___ Exercise input ___
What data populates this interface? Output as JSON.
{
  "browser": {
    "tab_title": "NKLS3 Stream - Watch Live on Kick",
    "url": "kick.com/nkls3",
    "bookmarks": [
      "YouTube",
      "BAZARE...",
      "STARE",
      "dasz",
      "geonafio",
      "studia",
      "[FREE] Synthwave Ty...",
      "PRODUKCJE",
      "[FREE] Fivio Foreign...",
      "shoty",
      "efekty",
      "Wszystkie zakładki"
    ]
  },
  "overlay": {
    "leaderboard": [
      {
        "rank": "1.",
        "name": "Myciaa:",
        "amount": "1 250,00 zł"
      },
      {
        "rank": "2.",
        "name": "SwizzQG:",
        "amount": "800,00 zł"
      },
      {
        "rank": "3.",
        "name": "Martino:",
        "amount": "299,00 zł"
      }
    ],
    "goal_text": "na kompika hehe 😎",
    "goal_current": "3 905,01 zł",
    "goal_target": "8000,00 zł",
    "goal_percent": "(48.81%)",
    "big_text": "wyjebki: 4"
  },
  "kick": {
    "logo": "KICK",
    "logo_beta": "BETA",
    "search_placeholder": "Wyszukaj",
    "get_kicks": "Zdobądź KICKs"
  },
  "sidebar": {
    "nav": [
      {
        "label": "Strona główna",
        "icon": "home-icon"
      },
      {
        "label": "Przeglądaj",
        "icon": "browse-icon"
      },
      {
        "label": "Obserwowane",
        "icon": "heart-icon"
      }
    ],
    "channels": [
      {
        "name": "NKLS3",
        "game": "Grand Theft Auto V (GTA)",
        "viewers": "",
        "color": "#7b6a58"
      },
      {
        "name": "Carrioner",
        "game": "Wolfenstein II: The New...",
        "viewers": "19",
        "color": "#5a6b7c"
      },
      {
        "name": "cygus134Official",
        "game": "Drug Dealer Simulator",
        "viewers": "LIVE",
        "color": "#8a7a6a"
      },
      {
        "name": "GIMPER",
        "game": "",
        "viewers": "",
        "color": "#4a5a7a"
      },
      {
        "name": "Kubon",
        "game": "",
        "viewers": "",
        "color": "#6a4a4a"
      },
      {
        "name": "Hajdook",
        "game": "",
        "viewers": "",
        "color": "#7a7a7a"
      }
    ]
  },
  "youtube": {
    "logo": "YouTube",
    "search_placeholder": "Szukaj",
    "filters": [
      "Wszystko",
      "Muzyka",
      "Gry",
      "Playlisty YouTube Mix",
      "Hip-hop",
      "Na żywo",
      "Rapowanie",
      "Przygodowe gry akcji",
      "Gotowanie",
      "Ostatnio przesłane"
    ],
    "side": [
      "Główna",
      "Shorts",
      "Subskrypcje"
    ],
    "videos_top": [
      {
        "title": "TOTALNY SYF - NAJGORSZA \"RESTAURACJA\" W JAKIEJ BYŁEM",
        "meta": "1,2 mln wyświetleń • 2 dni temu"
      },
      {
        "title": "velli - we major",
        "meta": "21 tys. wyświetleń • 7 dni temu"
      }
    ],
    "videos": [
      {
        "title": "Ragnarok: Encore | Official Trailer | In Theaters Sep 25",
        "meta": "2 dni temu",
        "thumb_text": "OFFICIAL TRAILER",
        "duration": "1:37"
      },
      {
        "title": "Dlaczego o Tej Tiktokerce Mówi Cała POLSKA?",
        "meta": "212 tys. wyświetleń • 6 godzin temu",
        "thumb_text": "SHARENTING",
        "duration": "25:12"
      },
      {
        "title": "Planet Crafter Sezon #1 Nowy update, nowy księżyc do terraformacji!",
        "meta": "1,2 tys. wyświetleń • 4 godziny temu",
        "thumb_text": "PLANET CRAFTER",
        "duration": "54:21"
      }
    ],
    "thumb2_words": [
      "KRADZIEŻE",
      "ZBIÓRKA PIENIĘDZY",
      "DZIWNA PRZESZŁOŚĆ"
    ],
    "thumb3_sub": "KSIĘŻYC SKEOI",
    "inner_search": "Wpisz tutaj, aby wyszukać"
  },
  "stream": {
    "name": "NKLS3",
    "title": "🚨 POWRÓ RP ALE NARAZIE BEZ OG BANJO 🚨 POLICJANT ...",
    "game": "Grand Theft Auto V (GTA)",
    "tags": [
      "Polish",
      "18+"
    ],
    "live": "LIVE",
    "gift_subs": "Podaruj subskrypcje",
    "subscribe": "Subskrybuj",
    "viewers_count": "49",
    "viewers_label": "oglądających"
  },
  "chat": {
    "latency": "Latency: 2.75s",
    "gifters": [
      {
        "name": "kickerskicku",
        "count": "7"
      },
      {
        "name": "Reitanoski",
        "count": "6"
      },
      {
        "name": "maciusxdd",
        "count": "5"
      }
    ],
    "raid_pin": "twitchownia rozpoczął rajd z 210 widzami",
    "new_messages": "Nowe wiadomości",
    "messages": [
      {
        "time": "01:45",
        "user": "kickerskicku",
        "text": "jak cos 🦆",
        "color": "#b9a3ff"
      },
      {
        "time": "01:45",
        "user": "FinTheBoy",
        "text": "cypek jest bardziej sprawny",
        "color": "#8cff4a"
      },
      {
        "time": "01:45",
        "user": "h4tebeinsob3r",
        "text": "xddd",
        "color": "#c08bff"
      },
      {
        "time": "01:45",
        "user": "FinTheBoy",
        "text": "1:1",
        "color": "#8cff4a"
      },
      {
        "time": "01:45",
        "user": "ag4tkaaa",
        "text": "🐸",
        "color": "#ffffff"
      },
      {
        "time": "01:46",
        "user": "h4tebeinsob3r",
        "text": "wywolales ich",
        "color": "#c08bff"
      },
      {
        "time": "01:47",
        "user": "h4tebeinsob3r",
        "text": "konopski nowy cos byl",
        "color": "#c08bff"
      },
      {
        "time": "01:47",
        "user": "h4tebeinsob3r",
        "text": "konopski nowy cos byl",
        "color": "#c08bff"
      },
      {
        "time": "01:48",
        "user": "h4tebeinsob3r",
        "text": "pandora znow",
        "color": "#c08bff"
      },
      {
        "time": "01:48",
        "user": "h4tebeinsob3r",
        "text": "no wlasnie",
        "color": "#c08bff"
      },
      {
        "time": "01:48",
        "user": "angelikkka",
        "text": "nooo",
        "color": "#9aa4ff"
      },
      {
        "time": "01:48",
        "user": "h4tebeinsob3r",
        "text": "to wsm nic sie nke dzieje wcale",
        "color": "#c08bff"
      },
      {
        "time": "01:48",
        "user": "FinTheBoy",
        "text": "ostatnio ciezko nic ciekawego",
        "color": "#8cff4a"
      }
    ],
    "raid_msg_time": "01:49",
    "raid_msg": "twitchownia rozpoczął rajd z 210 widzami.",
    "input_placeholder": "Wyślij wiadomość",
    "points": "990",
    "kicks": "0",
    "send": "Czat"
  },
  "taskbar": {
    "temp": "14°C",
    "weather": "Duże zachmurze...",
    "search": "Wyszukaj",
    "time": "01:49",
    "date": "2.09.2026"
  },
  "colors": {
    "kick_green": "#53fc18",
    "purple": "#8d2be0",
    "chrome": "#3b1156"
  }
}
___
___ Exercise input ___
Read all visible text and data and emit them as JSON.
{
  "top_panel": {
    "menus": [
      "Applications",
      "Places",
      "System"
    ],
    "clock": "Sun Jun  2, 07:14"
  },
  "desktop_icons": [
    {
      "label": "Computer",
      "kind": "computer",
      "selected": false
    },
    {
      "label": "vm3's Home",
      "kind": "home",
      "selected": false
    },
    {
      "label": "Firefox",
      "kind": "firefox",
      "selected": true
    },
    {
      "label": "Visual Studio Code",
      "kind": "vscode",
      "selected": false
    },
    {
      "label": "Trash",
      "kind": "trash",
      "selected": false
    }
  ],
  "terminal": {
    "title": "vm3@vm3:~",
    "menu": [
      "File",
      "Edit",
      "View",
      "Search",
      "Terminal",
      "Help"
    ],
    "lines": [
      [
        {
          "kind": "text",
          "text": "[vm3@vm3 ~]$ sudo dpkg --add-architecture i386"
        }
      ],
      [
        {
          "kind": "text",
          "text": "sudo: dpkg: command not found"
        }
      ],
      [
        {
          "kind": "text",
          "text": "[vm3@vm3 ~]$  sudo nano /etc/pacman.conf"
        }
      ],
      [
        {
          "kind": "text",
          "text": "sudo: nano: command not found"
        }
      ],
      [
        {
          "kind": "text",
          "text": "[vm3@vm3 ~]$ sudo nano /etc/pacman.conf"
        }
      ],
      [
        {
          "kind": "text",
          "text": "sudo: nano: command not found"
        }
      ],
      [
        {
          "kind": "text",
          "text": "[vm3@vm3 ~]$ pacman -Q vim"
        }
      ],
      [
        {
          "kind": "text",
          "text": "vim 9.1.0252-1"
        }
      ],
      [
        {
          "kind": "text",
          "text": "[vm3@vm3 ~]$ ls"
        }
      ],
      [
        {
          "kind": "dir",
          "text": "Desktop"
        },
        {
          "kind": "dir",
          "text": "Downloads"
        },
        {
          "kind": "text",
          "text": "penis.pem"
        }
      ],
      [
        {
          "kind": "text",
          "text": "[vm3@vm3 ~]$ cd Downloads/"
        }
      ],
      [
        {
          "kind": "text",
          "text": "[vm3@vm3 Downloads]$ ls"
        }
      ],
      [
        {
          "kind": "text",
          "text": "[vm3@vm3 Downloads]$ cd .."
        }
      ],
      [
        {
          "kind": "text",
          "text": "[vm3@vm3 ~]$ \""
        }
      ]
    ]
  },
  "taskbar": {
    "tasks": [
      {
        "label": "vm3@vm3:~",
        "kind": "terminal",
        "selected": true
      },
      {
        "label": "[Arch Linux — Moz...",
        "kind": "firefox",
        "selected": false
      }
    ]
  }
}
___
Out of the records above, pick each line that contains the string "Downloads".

▶ Solution to this problem
          "text": "Downloads"
          "text": "[vm3@vm3 ~]$ cd Downloads/"
          "text": "[vm3@vm3 Downloads]$ ls"
          "text": "[vm3@vm3 Downloads]$ cd .."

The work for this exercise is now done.